I will try to make my own Mochi by following your recipe. I love Mochi!

Pandabonium said...

Bonnie - Hauoli Makahiki Hou stay warm paddling around on New Years Day up there.

Wendy - vakalolo is good too.

MM - Besia maybe? I haven't looked around yet.

Bear Bear - Happy New Year in Singapore. I hope you enjoy the chichi dango, I think you will like it.

Elmo said...

Wow and I thought it was a big deal to make a pizza at our house! I am not sure that i understand, but why do you have to pound the crap out of rice for.
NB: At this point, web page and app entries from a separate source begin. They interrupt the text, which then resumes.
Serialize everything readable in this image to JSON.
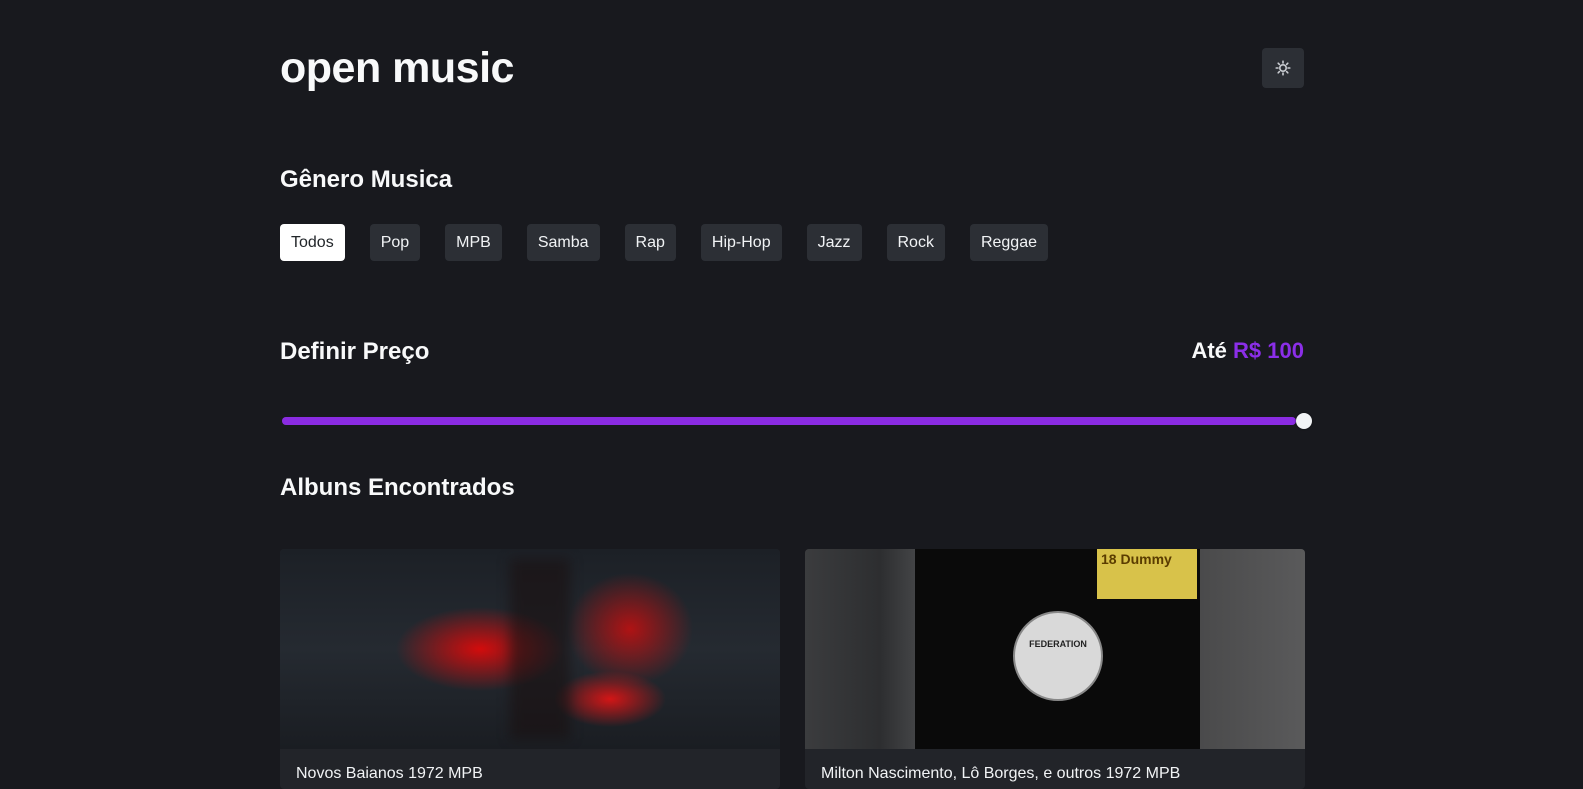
{
  "app": {
    "title": "open music"
  },
  "header": {
    "theme_toggle_icon": "sun-gear-icon"
  },
  "genres": {
    "title": "Gênero Musica",
    "items": [
      {
        "label": "Todos",
        "active": true
      },
      {
        "label": "Pop",
        "active": false
      },
      {
        "label": "MPB",
        "active": false
      },
      {
        "label": "Samba",
        "active": false
      },
      {
        "label": "Rap",
        "active": false
      },
      {
        "label": "Hip-Hop",
        "active": false
      },
      {
        "label": "Jazz",
        "active": false
      },
      {
        "label": "Rock",
        "active": false
      },
      {
        "label": "Reggae",
        "active": false
      }
    ]
  },
  "price": {
    "title": "Definir Preço",
    "prefix": "Até",
    "amount": "R$ 100",
    "slider_fraction": 1.0
  },
  "albums": {
    "title": "Albuns Encontrados",
    "cards": [
      {
        "text": "Novos Baianos   1972   MPB"
      },
      {
        "text": "Milton Nascimento, Lô Borges, e outros   1972   MPB"
      }
    ],
    "cover_2_label": "FEDERATION",
    "cover_2_sticker": "18 Dummy"
  },
  "colors": {
    "background": "#18191e",
    "accent": "#8a2be2",
    "button_bg": "#2c2f35"
  }
}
It is not like you are tenderizing it. Anyway I found your blog to be beautiful and interesting.

God Bless,

Mark Ellis

Electric Bicycles and Scooters

Amanda on Maui said...

I'm planning on making chichi dango for the first time this week. I found a recipe in the University of Hawaii stuff online, it's pretty much the same but without the miso.
Yours looks just like some I picked up at the grocery store made by Home Made Bakery. That one used cornstarch instead of potato starch.
Here's hoping I don't mess it up.

Pandabonium said...

Amanda on Maui - Mahalo for visiting. I got my recipe a long time ago in a calendar from a savings & loan that had favorite recipes of emplyees.

Sometimes I've ended up with overcooked edges, but it's easy to just trim that off. The most important step is to let it cool overnight. Of course, it's sticky, so dip your fingers in whatever powder you are using before handling it. I'm sure it will come out fine. Aloha.